Andrew Lohn is an engineer at the RAND Corporation. He applies a wide range of mathematical and machine learning techniques to provide new insights in highly technical policy issues like cyberwarfare, artificial intelligence, or drone delivery. His diverse skill set and flexibility allows for rigorous—often quantitative—methodologies even when the project direction is unclear at the start. Prior to joining RAND, Lohn worked in nanotechnology developing photovoltaics, thermoelectrics, optical systems, and computing devices at NASA, HP Labs, Sandia National Labs and a few small companies he spun out. He has published 50 peer reviewed academic papers and has 4 patents awarded or pending. Lohn holds a Ph.D. in electrical engineering from the University of California, Santa Cruz.

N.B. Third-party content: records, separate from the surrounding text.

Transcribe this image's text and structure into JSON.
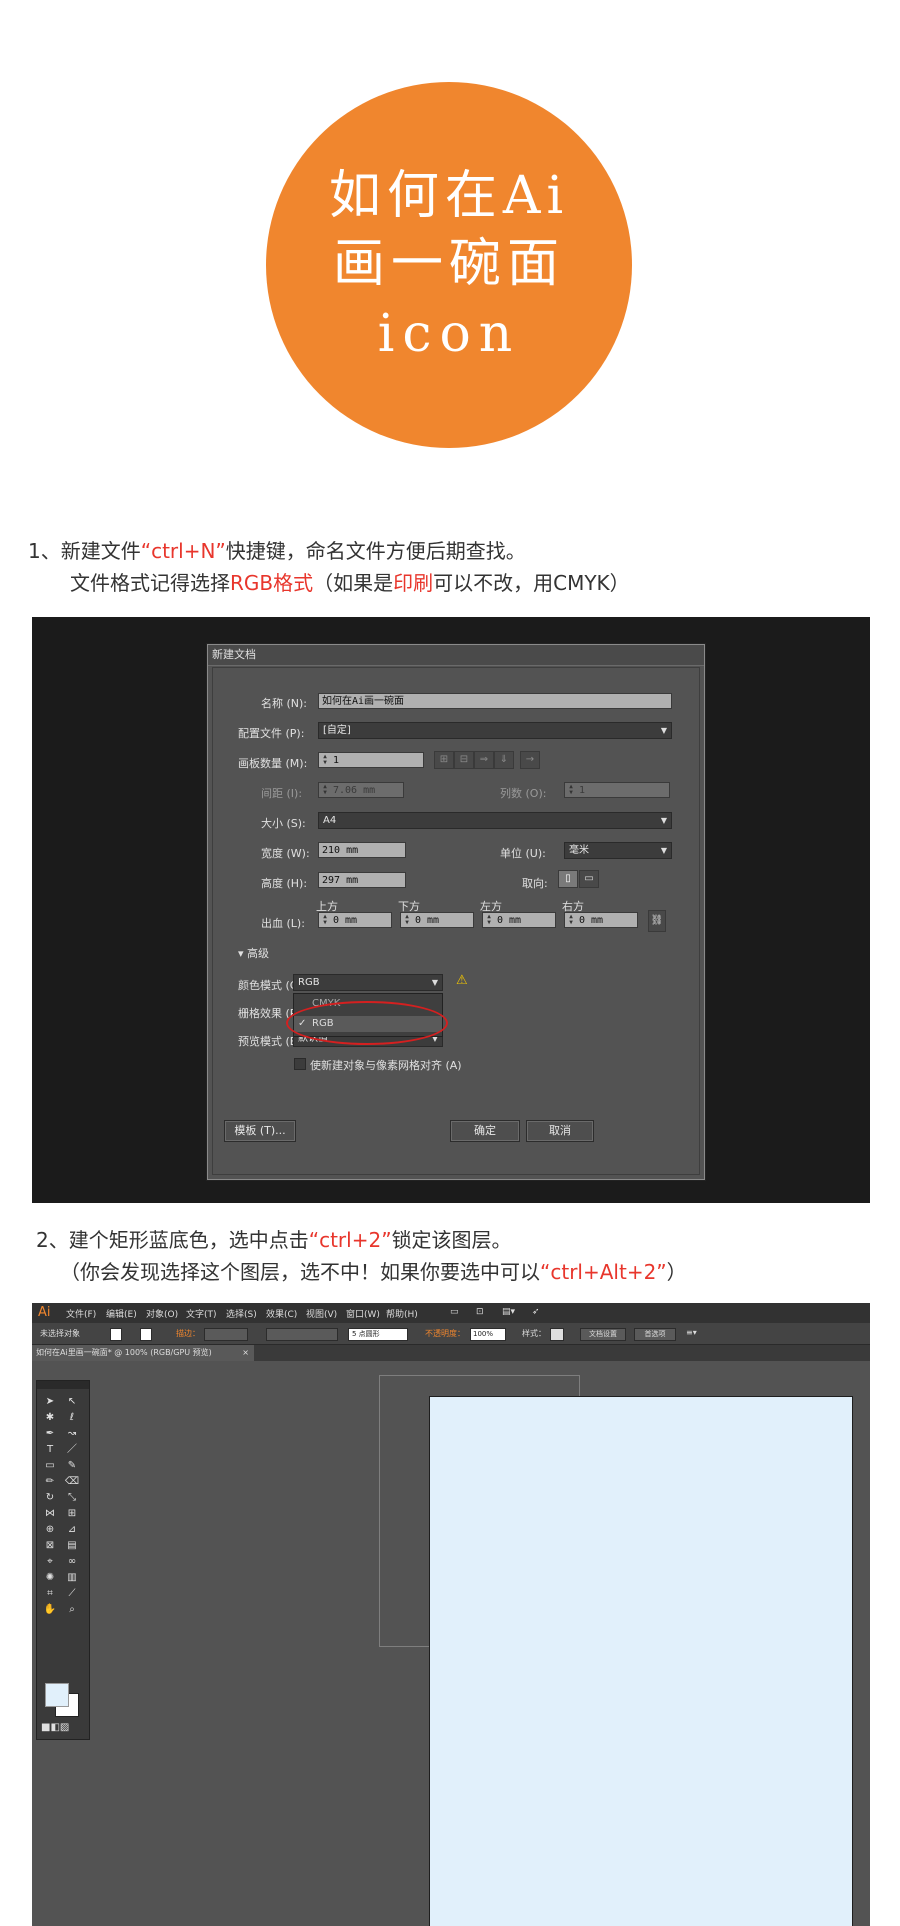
{
  "circle": {
    "lines": [
      "如何在Ai",
      "画一碗面",
      "icon"
    ],
    "color": "#f0862e"
  },
  "step1": {
    "line1_a": "1、新建文件",
    "line1_hl": "“ctrl+N”",
    "line1_b": "快捷键，命名文件方便后期查找。",
    "line2_a": "文件格式记得选择",
    "line2_hl": "RGB格式",
    "line2_b": "（如果是",
    "line2_hl2": "印刷",
    "line2_c": "可以不改，用CMYK）"
  },
  "dialog": {
    "title": "新建文档",
    "name_label": "名称 (N):",
    "name_value": "如何在Ai画一碗面",
    "profile_label": "配置文件 (P):",
    "profile_value": "[自定]",
    "artboards_label": "画板数量 (M):",
    "artboards_value": "1",
    "spacing_label": "间距 (I):",
    "spacing_value": "7.06 mm",
    "columns_label": "列数 (O):",
    "columns_value": "1",
    "size_label": "大小 (S):",
    "size_value": "A4",
    "width_label": "宽度 (W):",
    "width_value": "210 mm",
    "units_label": "单位 (U):",
    "units_value": "毫米",
    "height_label": "高度 (H):",
    "height_value": "297 mm",
    "orientation_label": "取向:",
    "bleed_label": "出血 (L):",
    "bleed_top_label": "上方",
    "bleed_bottom_label": "下方",
    "bleed_left_label": "左方",
    "bleed_right_label": "右方",
    "bleed_top": "0 mm",
    "bleed_bottom": "0 mm",
    "bleed_left": "0 mm",
    "bleed_right": "0 mm",
    "advanced_label": "高级",
    "color_mode_label": "颜色模式 (C):",
    "color_mode_value": "RGB",
    "raster_label": "栅格效果 (R):",
    "preview_label": "预览模式 (E):",
    "preview_value": "默认值",
    "menu_option_1": "CMYK",
    "menu_option_2": "RGB",
    "align_checkbox_label": "使新建对象与像素网格对齐 (A)",
    "templates_button": "模板 (T)...",
    "ok_button": "确定",
    "cancel_button": "取消"
  },
  "step2": {
    "line1_a": "2、建个矩形蓝底色，选中点击",
    "line1_hl": "“ctrl+2”",
    "line1_b": "锁定该图层。",
    "line2_a": "（你会发现选择这个图层，选不中！如果你要选中可以",
    "line2_hl": "“ctrl+Alt+2”",
    "line2_b": "）"
  },
  "app": {
    "logo": "Ai",
    "menus": [
      "文件(F)",
      "编辑(E)",
      "对象(O)",
      "文字(T)",
      "选择(S)",
      "效果(C)",
      "视图(V)",
      "窗口(W)",
      "帮助(H)"
    ],
    "no_selection": "未选择对象",
    "stroke_label": "描边：",
    "brush_value": "5 点圆形",
    "opacity_label": "不透明度：",
    "opacity_value": "100%",
    "style_label": "样式：",
    "doc_setup_button": "文档设置",
    "prefs_button": "首选项",
    "doc_tab": "如何在Ai里画一碗面* @ 100% (RGB/GPU 预览)",
    "tab_close": "×",
    "artboard_color": "#e1f0fb"
  }
}
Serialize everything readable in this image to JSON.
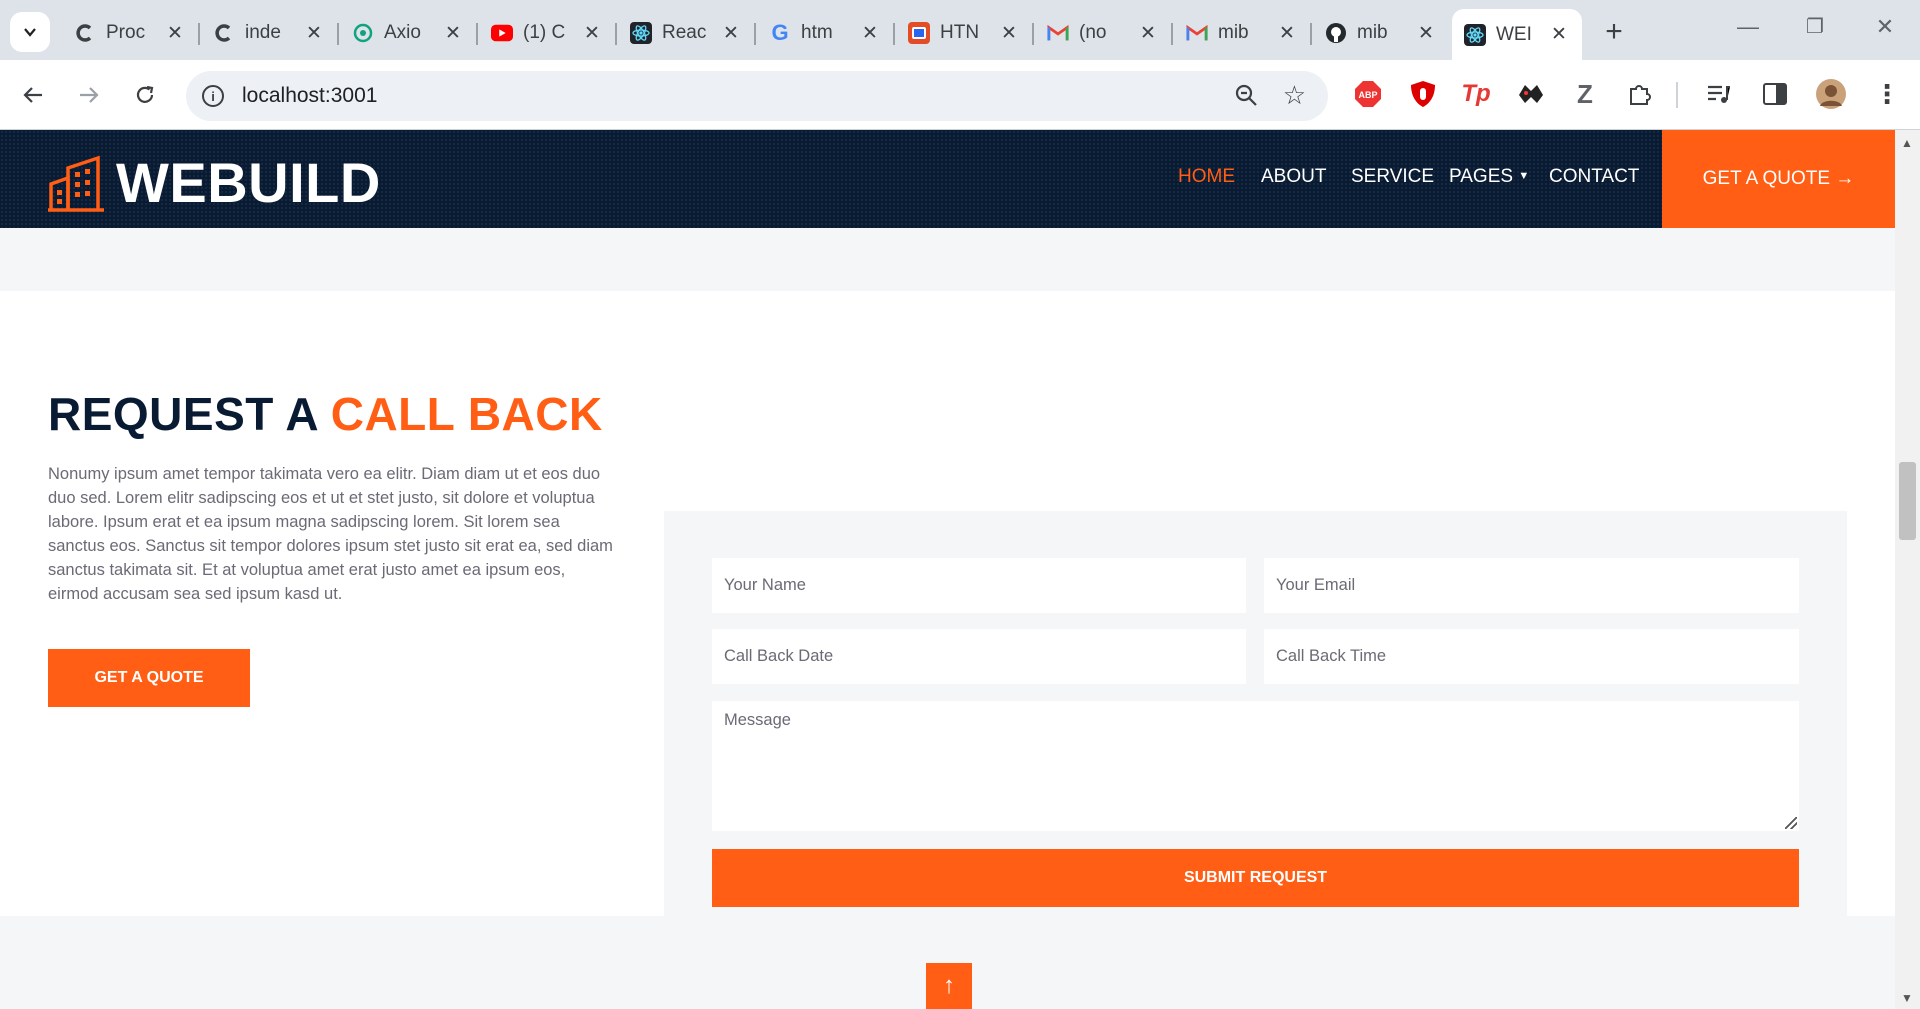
{
  "browser": {
    "tabs": [
      {
        "title": "Proc",
        "icon": "chrome-c-icon"
      },
      {
        "title": "inde",
        "icon": "chrome-c-icon"
      },
      {
        "title": "Axio",
        "icon": "openai-icon"
      },
      {
        "title": "(1) C",
        "icon": "youtube-icon"
      },
      {
        "title": "Reac",
        "icon": "react-icon"
      },
      {
        "title": "htm",
        "icon": "google-icon"
      },
      {
        "title": "HTN",
        "icon": "html-icon"
      },
      {
        "title": "(no",
        "icon": "gmail-icon"
      },
      {
        "title": "mib",
        "icon": "gmail-icon"
      },
      {
        "title": "mib",
        "icon": "github-icon"
      },
      {
        "title": "WEI",
        "icon": "react-icon"
      }
    ],
    "url": "localhost:3001",
    "extensions": [
      "adblock-icon",
      "ublock-icon",
      "tp-icon",
      "bat-icon",
      "z-icon",
      "puzzle-icon",
      "media-icon",
      "sidepanel-icon",
      "profile-avatar",
      "menu-icon"
    ]
  },
  "site": {
    "brand": "WEBUILD",
    "nav": {
      "home": "HOME",
      "about": "ABOUT",
      "service": "SERVICE",
      "pages": "PAGES",
      "contact": "CONTACT"
    },
    "quote_top": "GET A QUOTE →"
  },
  "callback": {
    "heading_part1": "REQUEST A",
    "heading_part2": "CALL BACK",
    "paragraph": "Nonumy ipsum amet tempor takimata vero ea elitr. Diam diam ut et eos duo duo sed. Lorem elitr sadipscing eos et ut et stet justo, sit dolore et voluptua labore. Ipsum erat et ea ipsum magna sadipscing lorem. Sit lorem sea sanctus eos. Sanctus sit tempor dolores ipsum stet justo sit erat ea, sed diam sanctus takimata sit. Et at voluptua amet erat justo amet ea ipsum eos, eirmod accusam sea sed ipsum kasd ut.",
    "cta": "GET A QUOTE",
    "form": {
      "name_placeholder": "Your Name",
      "email_placeholder": "Your Email",
      "date_placeholder": "Call Back Date",
      "time_placeholder": "Call Back Time",
      "message_placeholder": "Message",
      "submit": "SUBMIT REQUEST"
    }
  },
  "colors": {
    "accent": "#ff5e14",
    "navy": "#091a33",
    "light_bg": "#f4f6f8"
  }
}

Andrew J. Lohn, Patrick R. Mickel, Conrad D. James, Matthew J. Marinella, "Degenerate Resistive Switching and Ultrahigh Density Storage in Resistive Memory," Applied Physics Letters, 105(10), 2014
Andrew J. Lohn, Patrick R. Mickel, Conrad D. James, Matthew J. Marinella, "Isothermal Switching and Detailed Filament Evolution in Memristive Systems," Advanced Materials, 26(26), 2014
Andrew J. Lohn, Barney L. Doyle, Gregory J. Stein, Patrick R. Mickel, Jim E. Stevens, Matthew J. Marinella, "Rutherford Forward Scattering and Elastic Recoil Detection (RFSERD) as a Method for Characterizing Ultra-Thin Films," Nuclear Instruments and Methods B, 332, 2014
David R. Hughart, Andrew J. Lohn, et. al., "A Comparison of the Radiation Response of TaOx and TiO2 Memristors," IEEE Transactions on Nuclear Science, 60(6), 2013
Andrew J. Lohn, Elaine Coleman, Gary S. Tompa, Nobuhiko P. Kobayashi, "Assessment on Thermoelectric Power Factor in Silicon Nanowire Networks," Physica Status Solidi A, 209(1), 2012
Andrew J. Lohn, Takehiro Onishi, Nobuhiko P. Kobayashi, "Optical Properties of Indium Phosphide Nanowire Ensembles at Various Temperatures," Nanotechnology, 21(35), 2010
Andrew J. Lohn, Patrick R. Mickel, James B. Aimone, Erik P. Debenedictis, Matthew J. Marinella "Memristors as Synapses in Artificial Neural Networks: Biomimicry Beyond Weight Change," in Robinson Pino, Cybersecurity Systems for Human Cognition Augmentation, Springer, 2014 (forthcoming)